What is needed: Print the entries once more, unchanged.

The input:

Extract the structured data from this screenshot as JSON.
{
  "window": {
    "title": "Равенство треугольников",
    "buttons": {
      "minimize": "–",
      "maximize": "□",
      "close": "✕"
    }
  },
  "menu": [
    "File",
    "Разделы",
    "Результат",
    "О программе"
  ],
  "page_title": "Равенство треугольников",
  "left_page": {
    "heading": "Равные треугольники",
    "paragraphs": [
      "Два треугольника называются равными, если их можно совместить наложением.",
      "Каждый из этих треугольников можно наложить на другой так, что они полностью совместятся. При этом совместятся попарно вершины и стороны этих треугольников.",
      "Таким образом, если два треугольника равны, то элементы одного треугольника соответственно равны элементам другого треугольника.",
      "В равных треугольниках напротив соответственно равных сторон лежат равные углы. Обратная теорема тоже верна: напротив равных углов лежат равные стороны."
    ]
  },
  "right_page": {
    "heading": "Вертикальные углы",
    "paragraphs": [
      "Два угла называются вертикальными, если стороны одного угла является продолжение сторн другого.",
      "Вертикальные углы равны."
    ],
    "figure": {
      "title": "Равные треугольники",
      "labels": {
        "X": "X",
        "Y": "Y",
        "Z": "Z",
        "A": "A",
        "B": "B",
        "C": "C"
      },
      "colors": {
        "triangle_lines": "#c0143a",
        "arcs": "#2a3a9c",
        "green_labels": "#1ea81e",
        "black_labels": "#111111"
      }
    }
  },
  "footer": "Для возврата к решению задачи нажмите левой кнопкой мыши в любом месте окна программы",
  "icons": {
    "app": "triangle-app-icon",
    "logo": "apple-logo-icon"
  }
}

Answer for the task:
Extract the structured data from this screenshot as JSON.
{
  "window": {
    "title": "Равенство треугольников",
    "buttons": {
      "minimize": "–",
      "maximize": "□",
      "close": "✕"
    }
  },
  "menu": [
    "File",
    "Разделы",
    "Результат",
    "О программе"
  ],
  "page_title": "Равенство треугольников",
  "left_page": {
    "heading": "Равные треугольники",
    "paragraphs": [
      "Два треугольника называются равными, если их можно совместить наложением.",
      "Каждый из этих треугольников можно наложить на другой так, что они полностью совместятся. При этом совместятся попарно вершины и стороны этих треугольников.",
      "Таким образом, если два треугольника равны, то элементы одного треугольника соответственно равны элементам другого треугольника.",
      "В равных треугольниках напротив соответственно равных сторон лежат равные углы. Обратная теорема тоже верна: напротив равных углов лежат равные стороны."
    ]
  },
  "right_page": {
    "heading": "Вертикальные углы",
    "paragraphs": [
      "Два угла называются вертикальными, если стороны одного угла является продолжение сторн другого.",
      "Вертикальные углы равны."
    ],
    "figure": {
      "title": "Равные треугольники",
      "labels": {
        "X": "X",
        "Y": "Y",
        "Z": "Z",
        "A": "A",
        "B": "B",
        "C": "C"
      },
      "colors": {
        "triangle_lines": "#c0143a",
        "arcs": "#2a3a9c",
        "green_labels": "#1ea81e",
        "black_labels": "#111111"
      }
    }
  },
  "footer": "Для возврата к решению задачи нажмите левой кнопкой мыши в любом месте окна программы",
  "icons": {
    "app": "triangle-app-icon",
    "logo": "apple-logo-icon"
  }
}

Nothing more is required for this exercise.